(Records drawn from a dataset)
---*---

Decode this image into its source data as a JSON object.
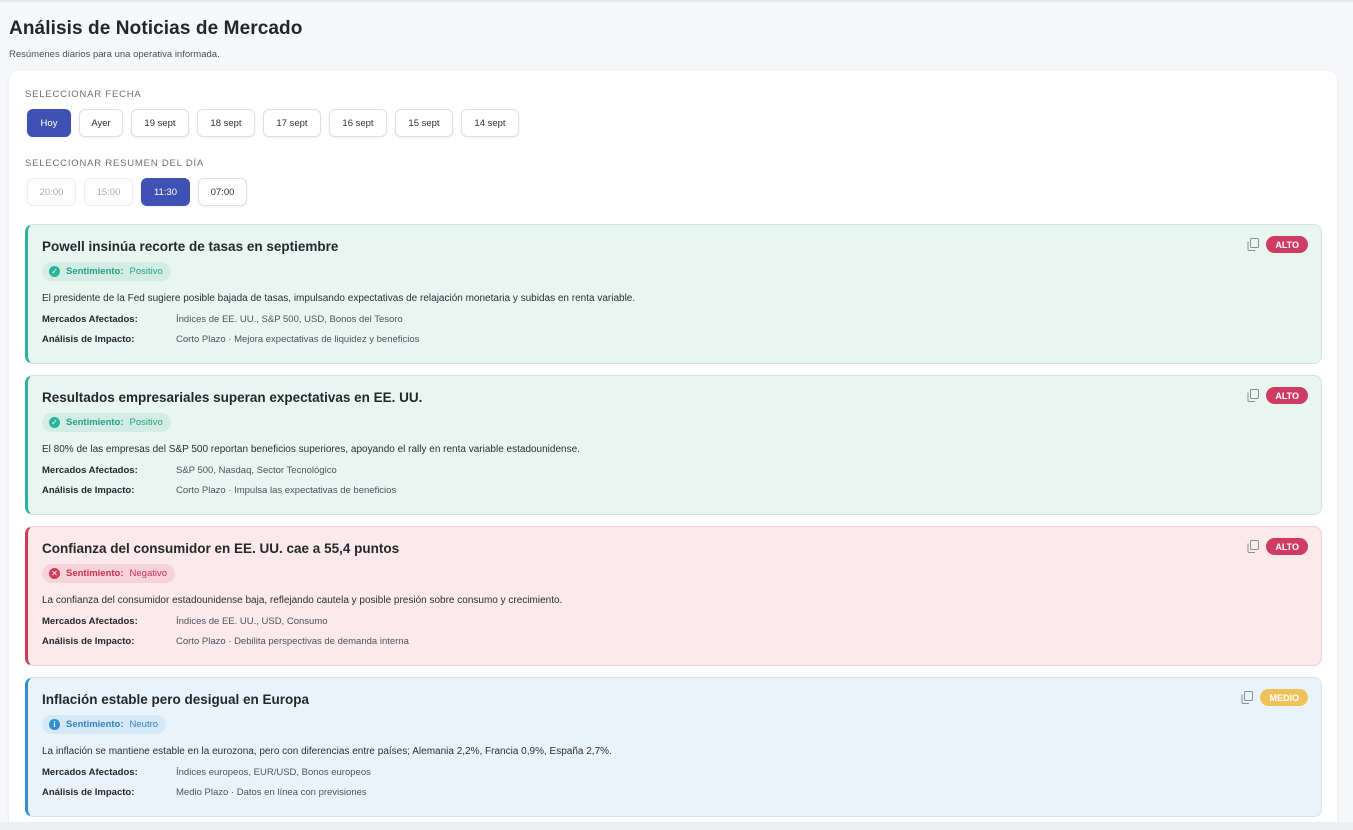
{
  "header": {
    "title": "Análisis de Noticias de Mercado",
    "subtitle": "Resúmenes diarios para una operativa informada."
  },
  "date_section": {
    "label": "SELECCIONAR FECHA",
    "dates": [
      {
        "label": "Hoy",
        "active": true
      },
      {
        "label": "Ayer",
        "active": false
      },
      {
        "label": "19 sept",
        "active": false
      },
      {
        "label": "18 sept",
        "active": false
      },
      {
        "label": "17 sept",
        "active": false
      },
      {
        "label": "16 sept",
        "active": false
      },
      {
        "label": "15 sept",
        "active": false
      },
      {
        "label": "14 sept",
        "active": false
      }
    ]
  },
  "summary_section": {
    "label": "SELECCIONAR RESUMEN DEL DÍA",
    "times": [
      {
        "label": "20:00",
        "state": "disabled"
      },
      {
        "label": "15:00",
        "state": "disabled"
      },
      {
        "label": "11:30",
        "state": "active"
      },
      {
        "label": "07:00",
        "state": "normal"
      }
    ]
  },
  "labels": {
    "sentiment": "Sentimiento:",
    "markets": "Mercados Afectados:",
    "impact": "Análisis de Impacto:"
  },
  "news": [
    {
      "title": "Powell insinúa recorte de tasas en septiembre",
      "sentiment": "Positivo",
      "sentiment_icon": "check-circle-icon",
      "description": "El presidente de la Fed sugiere posible bajada de tasas, impulsando expectativas de relajación monetaria y subidas en renta variable.",
      "markets": "Índices de EE. UU., S&P 500, USD, Bonos del Tesoro",
      "impact": "Corto Plazo · Mejora expectativas de liquidez y beneficios",
      "priority": "ALTO"
    },
    {
      "title": "Resultados empresariales superan expectativas en EE. UU.",
      "sentiment": "Positivo",
      "sentiment_icon": "check-circle-icon",
      "description": "El 80% de las empresas del S&P 500 reportan beneficios superiores, apoyando el rally en renta variable estadounidense.",
      "markets": "S&P 500, Nasdaq, Sector Tecnológico",
      "impact": "Corto Plazo · Impulsa las expectativas de beneficios",
      "priority": "ALTO"
    },
    {
      "title": "Confianza del consumidor en EE. UU. cae a 55,4 puntos",
      "sentiment": "Negativo",
      "sentiment_icon": "x-circle-icon",
      "description": "La confianza del consumidor estadounidense baja, reflejando cautela y posible presión sobre consumo y crecimiento.",
      "markets": "Índices de EE. UU., USD, Consumo",
      "impact": "Corto Plazo · Debilita perspectivas de demanda interna",
      "priority": "ALTO"
    },
    {
      "title": "Inflación estable pero desigual en Europa",
      "sentiment": "Neutro",
      "sentiment_icon": "info-circle-icon",
      "description": "La inflación se mantiene estable en la eurozona, pero con diferencias entre países; Alemania 2,2%, Francia 0,9%, España 2,7%.",
      "markets": "Índices europeos, EUR/USD, Bonos europeos",
      "impact": "Medio Plazo · Datos en línea con previsiones",
      "priority": "MEDIO"
    }
  ],
  "colors": {
    "accent": "#3f51b5",
    "positive": "#2bb39a",
    "negative": "#d03b56",
    "neutral": "#2f8fd0",
    "alto": "#d03b62",
    "medio": "#f0c35a"
  }
}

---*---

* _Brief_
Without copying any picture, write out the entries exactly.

* _Response box_
Decode this image into its source data as a JSON object.
{
  "header": {
    "title": "Análisis de Noticias de Mercado",
    "subtitle": "Resúmenes diarios para una operativa informada."
  },
  "date_section": {
    "label": "SELECCIONAR FECHA",
    "dates": [
      {
        "label": "Hoy",
        "active": true
      },
      {
        "label": "Ayer",
        "active": false
      },
      {
        "label": "19 sept",
        "active": false
      },
      {
        "label": "18 sept",
        "active": false
      },
      {
        "label": "17 sept",
        "active": false
      },
      {
        "label": "16 sept",
        "active": false
      },
      {
        "label": "15 sept",
        "active": false
      },
      {
        "label": "14 sept",
        "active": false
      }
    ]
  },
  "summary_section": {
    "label": "SELECCIONAR RESUMEN DEL DÍA",
    "times": [
      {
        "label": "20:00",
        "state": "disabled"
      },
      {
        "label": "15:00",
        "state": "disabled"
      },
      {
        "label": "11:30",
        "state": "active"
      },
      {
        "label": "07:00",
        "state": "normal"
      }
    ]
  },
  "labels": {
    "sentiment": "Sentimiento:",
    "markets": "Mercados Afectados:",
    "impact": "Análisis de Impacto:"
  },
  "news": [
    {
      "title": "Powell insinúa recorte de tasas en septiembre",
      "sentiment": "Positivo",
      "sentiment_icon": "check-circle-icon",
      "description": "El presidente de la Fed sugiere posible bajada de tasas, impulsando expectativas de relajación monetaria y subidas en renta variable.",
      "markets": "Índices de EE. UU., S&P 500, USD, Bonos del Tesoro",
      "impact": "Corto Plazo · Mejora expectativas de liquidez y beneficios",
      "priority": "ALTO"
    },
    {
      "title": "Resultados empresariales superan expectativas en EE. UU.",
      "sentiment": "Positivo",
      "sentiment_icon": "check-circle-icon",
      "description": "El 80% de las empresas del S&P 500 reportan beneficios superiores, apoyando el rally en renta variable estadounidense.",
      "markets": "S&P 500, Nasdaq, Sector Tecnológico",
      "impact": "Corto Plazo · Impulsa las expectativas de beneficios",
      "priority": "ALTO"
    },
    {
      "title": "Confianza del consumidor en EE. UU. cae a 55,4 puntos",
      "sentiment": "Negativo",
      "sentiment_icon": "x-circle-icon",
      "description": "La confianza del consumidor estadounidense baja, reflejando cautela y posible presión sobre consumo y crecimiento.",
      "markets": "Índices de EE. UU., USD, Consumo",
      "impact": "Corto Plazo · Debilita perspectivas de demanda interna",
      "priority": "ALTO"
    },
    {
      "title": "Inflación estable pero desigual en Europa",
      "sentiment": "Neutro",
      "sentiment_icon": "info-circle-icon",
      "description": "La inflación se mantiene estable en la eurozona, pero con diferencias entre países; Alemania 2,2%, Francia 0,9%, España 2,7%.",
      "markets": "Índices europeos, EUR/USD, Bonos europeos",
      "impact": "Medio Plazo · Datos en línea con previsiones",
      "priority": "MEDIO"
    }
  ],
  "colors": {
    "accent": "#3f51b5",
    "positive": "#2bb39a",
    "negative": "#d03b56",
    "neutral": "#2f8fd0",
    "alto": "#d03b62",
    "medio": "#f0c35a"
  }
}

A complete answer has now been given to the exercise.